Born With a Heart Defect, Boeing Worker’s Child Seeks Justice
Marie Riley suffers from a lifelong heart condition that has meant the 42-year-old mother of two has had to endure several operations during her lifetime. Born with a set of four heart defects, Riley underwent her first open-heart surgery when she was only three years old. A second open-heart surgery was performed when she was in her early 30s.
Riley was one of three plaintiffs in a set of lawsuits against Boeing that allege the company failed to protect workers. When Riley’s mother was pregnant, she manufactured circuit boards at Boeing’s Electronics Manufacturing Facility, a job that involved tasks such as dipping soldering boards in industrial solvents to clean them. The facility, located in the Seattle area, has since been shuttered.
The plaintiffs in the lawsuits alleged their birth defects are a result of their parents’ exposure to toxic chemicals and heavy metals when they worked at Boeing factories in Puget Sound. In late October 2022, the Boeing Co. and Riley reached terms of an out-of-court settlement for an undisclosed amount. Two other lawsuits, filed by children of mechanics at Boeing’s Everett plant, are still pending.
About Marie Riley’s Birth Defect Lawsuit
Riley first started experiencing heartbeat abnormalities as a teenager, a time in her life that was marked by fainting spells. The issue was that the electrical impulses from Riley’s brain were getting stuck pulsating on the scar tissue from her heart surgery, leading to the abnormalities. Riley underwent a series of unsuccessful surgical procedures when she was a teen, as doctors attempted to cauterize parts of her heart in a bid to reroute the signals. In her early 20s, Riley had a small defibrillator implanted in her chest. When triggered, it would deliver a shock to restore her heart’s regular rhythm.
Riley first made a link between her condition and her mother’s job at Boeing when her mother heard a radio ad seeking workers in the aerospace and electronic industries who had children born with birth defects.
Did Boeing Ignore Warnings About Potential Birth Defects Risks?
According to one report, internal documents reveal that – as far back as March 1980 – Boeing executives were alerted to workers’ potential risk of chemical exposure. Boeing’s occupational health manager at the time had warned that about 30,000 employees were potentially exposed, and about 1,500 of those employees would be seriously damaged by this exposure.

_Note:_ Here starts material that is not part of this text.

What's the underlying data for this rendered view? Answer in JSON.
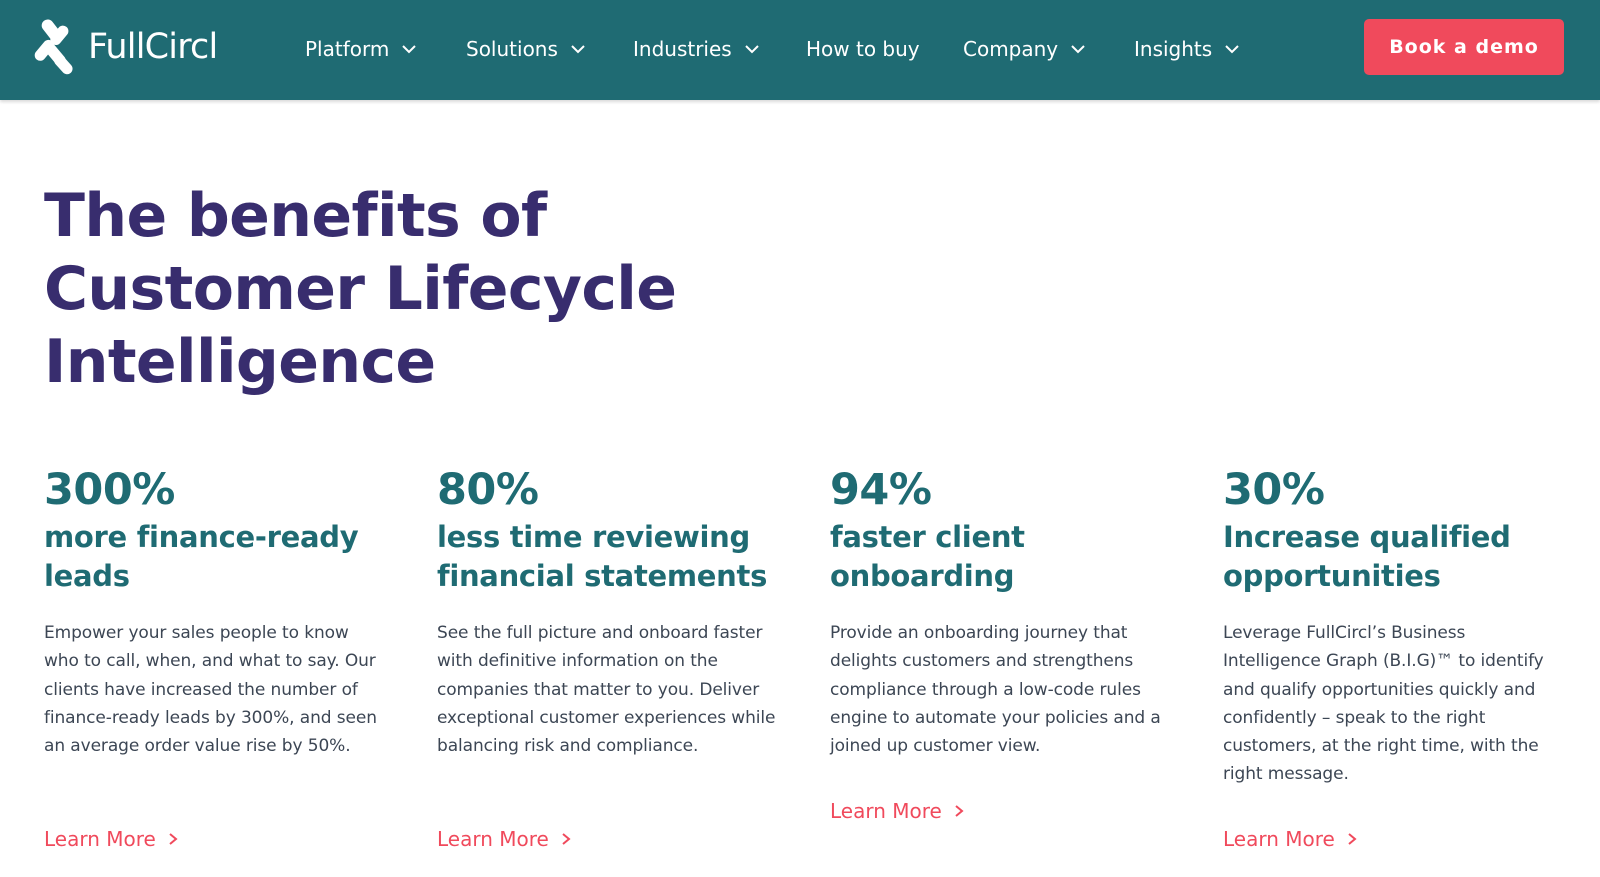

In 1980, Boeing’s occupational health manager warned of “future outbreaks of serious illness,” including fetal abnormalities. He further recommended a series of measures to help protect employees, including chemical labeling and medical monitoring. However, at the time his advice fell on deaf ears.
The United States started looking at workplace health and safety in the 1970s following the passage of the Occupational Safety and Health Act. However, it took Boeing more than a decade to create strong workplace safety programs.
How We Help Boeing Birth Defect Victims
Seek justice with the help of our experienced birth defects attorneys. Our alliance of birth defect victims’ attorneys has represented people like you, who have been affected by birth defects caused by toxic exposure at Boeing. We aggressively fight the corporate giants who failed to protect vulnerable workers. If you or a loved one was exposed to chemicals while pregnant and now have a child who suffers from a life-altering birth defect like spina bifida, muscular dystrophy, or cerebral palsy, we can help.